● THE TASK
Read the lines below. Copy out any that hold the string "байт".

● DATA SUPPLIED
——

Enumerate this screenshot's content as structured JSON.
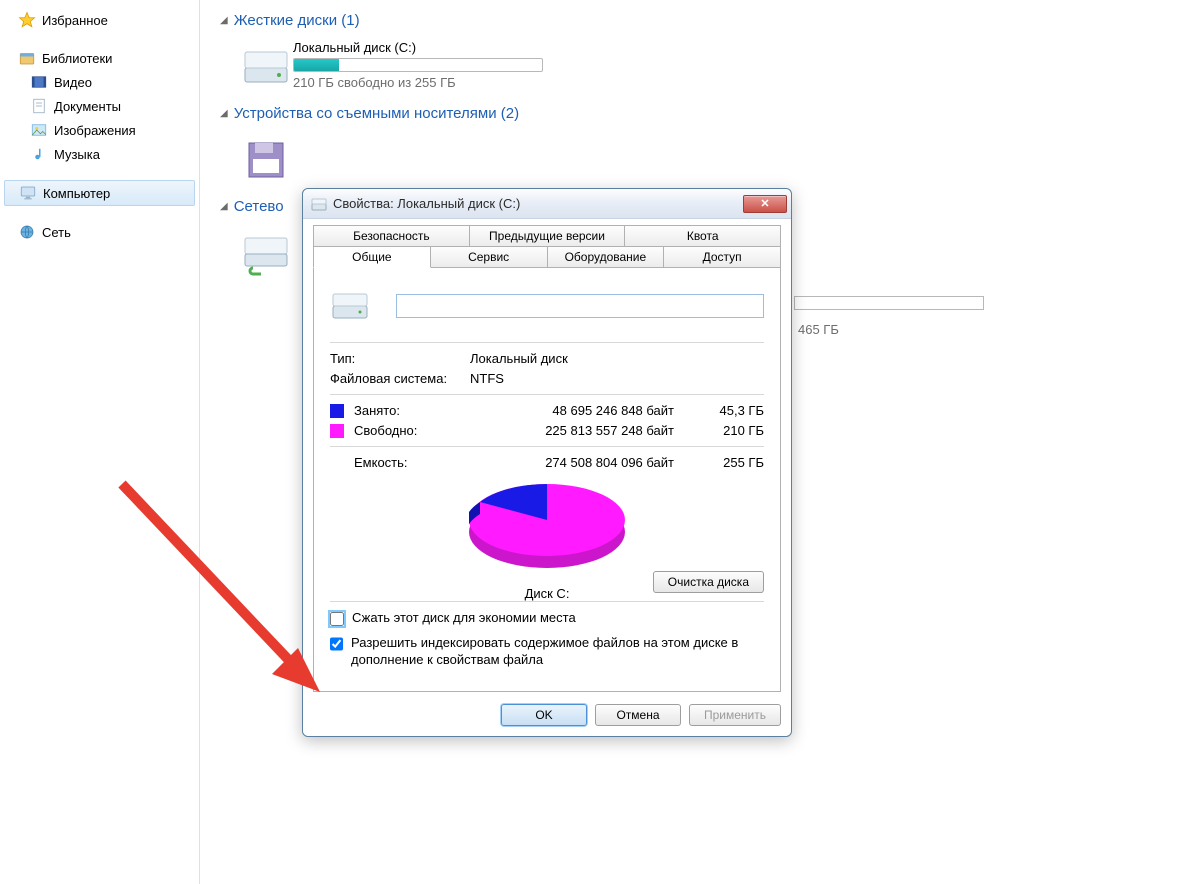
{
  "sidebar": {
    "favorites": "Избранное",
    "libraries": "Библиотеки",
    "video": "Видео",
    "documents": "Документы",
    "images": "Изображения",
    "music": "Музыка",
    "computer": "Компьютер",
    "network": "Сеть"
  },
  "sections": {
    "hdd": "Жесткие диски (1)",
    "removable": "Устройства со съемными носителями (2)",
    "netloc": "Сетево"
  },
  "drive": {
    "name": "Локальный диск (C:)",
    "free_text": "210 ГБ свободно из 255 ГБ",
    "fill_percent": 18
  },
  "net_partial": "465 ГБ",
  "dialog": {
    "title": "Свойства: Локальный диск (C:)",
    "tabs_top": [
      "Безопасность",
      "Предыдущие версии",
      "Квота"
    ],
    "tabs_bot": [
      "Общие",
      "Сервис",
      "Оборудование",
      "Доступ"
    ],
    "name_value": "",
    "type_label": "Тип:",
    "type_value": "Локальный диск",
    "fs_label": "Файловая система:",
    "fs_value": "NTFS",
    "used_label": "Занято:",
    "used_bytes": "48 695 246 848 байт",
    "used_gb": "45,3 ГБ",
    "free_label": "Свободно:",
    "free_bytes": "225 813 557 248 байт",
    "free_gb": "210 ГБ",
    "cap_label": "Емкость:",
    "cap_bytes": "274 508 804 096 байт",
    "cap_gb": "255 ГБ",
    "disk_label": "Диск C:",
    "cleanup": "Очистка диска",
    "compress": "Сжать этот диск для экономии места",
    "index": "Разрешить индексировать содержимое файлов на этом диске в дополнение к свойствам файла",
    "ok": "OK",
    "cancel": "Отмена",
    "apply": "Применить"
  },
  "chart_data": {
    "type": "pie",
    "title": "Диск C:",
    "series": [
      {
        "name": "Занято",
        "value": 48695246848,
        "color": "#1a1ae6"
      },
      {
        "name": "Свободно",
        "value": 225813557248,
        "color": "#ff1aff"
      }
    ]
  }
}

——

● SOLUTION FOR THIS PROBLEM
    "used_bytes": "48 695 246 848 байт",
    "free_bytes": "225 813 557 248 байт",
    "cap_bytes": "274 508 804 096 байт",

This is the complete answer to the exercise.